- Master the steps of maintaining a successful corporate incubator/accelerator, described above.
- Obtain and maintain executive sponsorship and funding, preferably from the CEO.
- Set up dedicated funding processes for the accelerator. The funding may come from the corporate venturing group (CVC), if the corporation has already established one, or from a different budget. If the corporation has a CVC group, then make sure that it is well connected with the accelerator, even if it does not fund the incubated teams, in order to be in the position to continue funding the most promising of the startups. Seed-stage investments should not be treated as though they were just another investment in the annual budgeting cycle that is subject to the same rules and rigor as an investment in an existing product. While it is certainly important to ask a startup team to provide their rationale for why they will benefit from the funding, it is actually counterproductive to insist on revenue projections and ROI calculations at the time of a seed investment.

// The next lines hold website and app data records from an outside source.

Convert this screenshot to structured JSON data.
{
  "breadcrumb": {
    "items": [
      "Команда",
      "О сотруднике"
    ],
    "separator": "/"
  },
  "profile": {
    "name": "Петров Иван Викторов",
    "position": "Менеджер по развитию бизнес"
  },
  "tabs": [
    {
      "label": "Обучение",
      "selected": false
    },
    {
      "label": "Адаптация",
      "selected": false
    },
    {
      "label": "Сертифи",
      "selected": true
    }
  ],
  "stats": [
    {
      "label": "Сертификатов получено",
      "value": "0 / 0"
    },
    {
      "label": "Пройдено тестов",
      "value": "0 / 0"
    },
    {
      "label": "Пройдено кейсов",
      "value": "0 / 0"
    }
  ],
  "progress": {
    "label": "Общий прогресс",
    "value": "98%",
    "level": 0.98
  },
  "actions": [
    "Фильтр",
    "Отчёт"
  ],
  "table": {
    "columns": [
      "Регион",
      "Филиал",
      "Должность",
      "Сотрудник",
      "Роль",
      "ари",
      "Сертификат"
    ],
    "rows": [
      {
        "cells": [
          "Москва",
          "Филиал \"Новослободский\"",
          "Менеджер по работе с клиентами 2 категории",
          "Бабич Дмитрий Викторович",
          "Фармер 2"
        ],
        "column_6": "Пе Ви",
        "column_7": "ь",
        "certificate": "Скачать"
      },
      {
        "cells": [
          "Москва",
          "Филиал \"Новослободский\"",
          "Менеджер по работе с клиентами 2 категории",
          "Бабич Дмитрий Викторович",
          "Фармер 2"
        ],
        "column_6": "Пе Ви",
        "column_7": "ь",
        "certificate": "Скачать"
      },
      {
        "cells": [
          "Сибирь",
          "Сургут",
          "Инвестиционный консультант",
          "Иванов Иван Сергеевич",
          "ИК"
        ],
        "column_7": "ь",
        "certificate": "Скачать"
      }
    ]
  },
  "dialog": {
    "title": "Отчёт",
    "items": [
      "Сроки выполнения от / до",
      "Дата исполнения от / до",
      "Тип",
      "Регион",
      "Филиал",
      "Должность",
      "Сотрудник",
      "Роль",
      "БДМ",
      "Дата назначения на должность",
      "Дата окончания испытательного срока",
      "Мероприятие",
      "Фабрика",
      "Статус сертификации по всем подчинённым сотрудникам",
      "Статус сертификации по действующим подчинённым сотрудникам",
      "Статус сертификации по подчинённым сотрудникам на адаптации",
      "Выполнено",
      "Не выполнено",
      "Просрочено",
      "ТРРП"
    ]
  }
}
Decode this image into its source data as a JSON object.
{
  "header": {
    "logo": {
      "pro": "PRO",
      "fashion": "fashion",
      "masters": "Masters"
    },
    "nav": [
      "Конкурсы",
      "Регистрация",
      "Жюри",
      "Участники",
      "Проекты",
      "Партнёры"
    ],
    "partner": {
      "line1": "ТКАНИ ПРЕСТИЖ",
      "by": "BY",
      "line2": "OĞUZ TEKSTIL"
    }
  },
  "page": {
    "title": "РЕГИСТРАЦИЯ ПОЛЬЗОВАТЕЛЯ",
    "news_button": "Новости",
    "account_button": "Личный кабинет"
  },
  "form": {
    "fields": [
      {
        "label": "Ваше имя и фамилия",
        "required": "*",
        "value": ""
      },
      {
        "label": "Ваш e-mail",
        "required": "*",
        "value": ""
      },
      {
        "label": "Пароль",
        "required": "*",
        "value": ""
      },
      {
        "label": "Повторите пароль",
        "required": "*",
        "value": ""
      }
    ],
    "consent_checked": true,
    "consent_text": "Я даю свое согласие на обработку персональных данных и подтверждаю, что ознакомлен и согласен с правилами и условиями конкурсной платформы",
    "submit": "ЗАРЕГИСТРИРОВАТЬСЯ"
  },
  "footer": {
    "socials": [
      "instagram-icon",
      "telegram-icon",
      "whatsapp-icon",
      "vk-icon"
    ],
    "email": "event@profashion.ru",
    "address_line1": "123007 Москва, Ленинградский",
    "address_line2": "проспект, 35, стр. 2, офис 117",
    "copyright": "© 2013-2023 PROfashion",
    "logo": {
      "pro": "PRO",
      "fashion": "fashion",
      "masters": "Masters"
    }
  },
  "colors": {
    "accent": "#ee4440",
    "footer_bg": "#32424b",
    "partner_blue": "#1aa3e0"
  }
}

- Recruit the right mentors. Create a network of mentors that includes both corporate executives and outsiders with startup experience. These mentors are not just helpful to the entrepreneurs, but can provide invaluable advice even the business leaders within the core business. Evaluate the mentors as rigorously as the incubated teams, keep the ones that are being effective and replace the others. Work hard to keep the ones that are effective, particularly the corporate executives.
- Introduce business unit employees into startups that were created by intrapreneurs or the startups that will receive investment from the CVC group after the acceleration period ends in order to prepare the business unit for taking ownership of the solution being created.

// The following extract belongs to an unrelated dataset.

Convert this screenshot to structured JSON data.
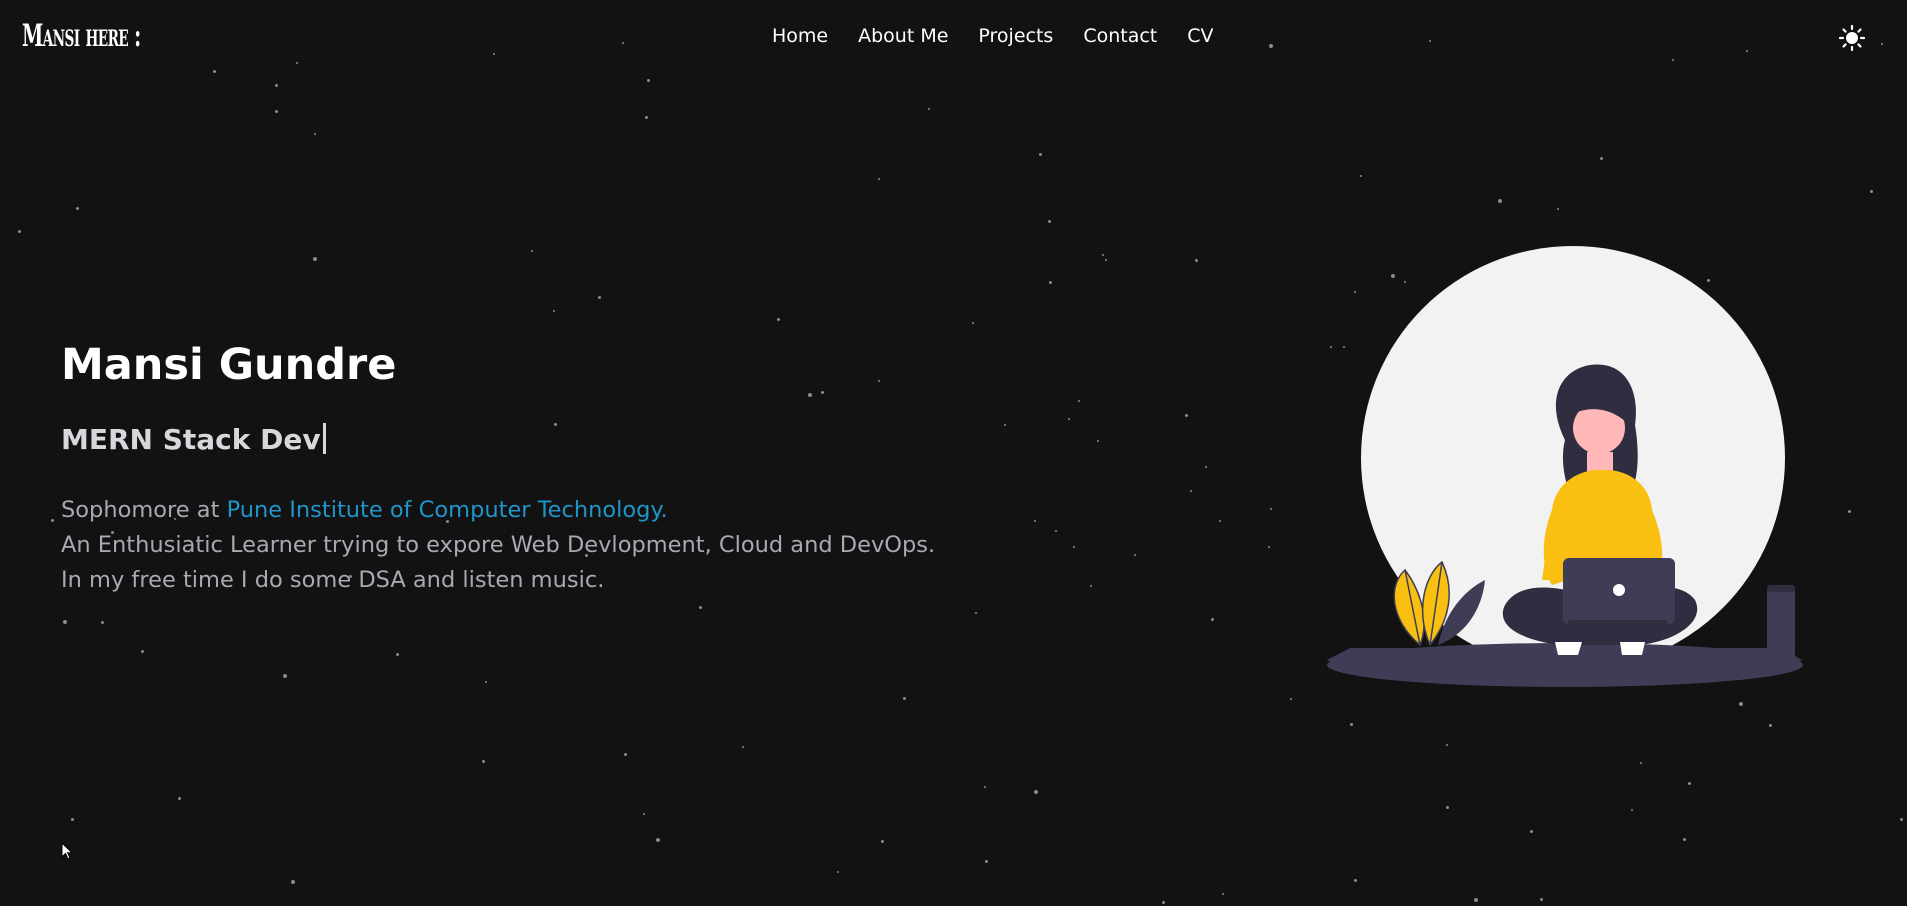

- Provide the right incentives for the entrepreneurs, including the intrapreneurs, with the best of the incubated companies so that they will continue their effort after the acceleration phase and allow the corporation to achieve maximum benefit.
- Make the incubator/accelerator part of the ecosystem it is operating in, e.g., Silicon Valley. This means that the incubator’s leadership must network extensively in the ecosystem. Startup teams must be able to learn from their peers, identify and recruit talent from local networks, and quickly experiment with and embrace or discard new processes and tools as they become available in the ecosystem.
- Create simple contracts that define the relationship between the startup and the incubator/accelerator. This is even more important when an accelerator model is used since that model involves the corporation making an investment and taking an equity position in the startup
The current corporate incubator/accelerator movement is very real; and like other corporate initiatives, can show meaningful results if done properly. There is no single recipe or “best practice” for setting up an incubator or an accelerator. The type of organization the corporation establishes and the model it chooses depend on the corporation’s unique objectives, capabilities, time line and competitive threats/opportunities. The best corporate incubators accelerate corporate insight and corporate learning on a broad scale. Learning faster than the competition is perhaps the only remaining true method of sustained competitive advantage.
(Cross-posted @ Re-Imagining Corporate Innovation with a Silicon Valley Perspective)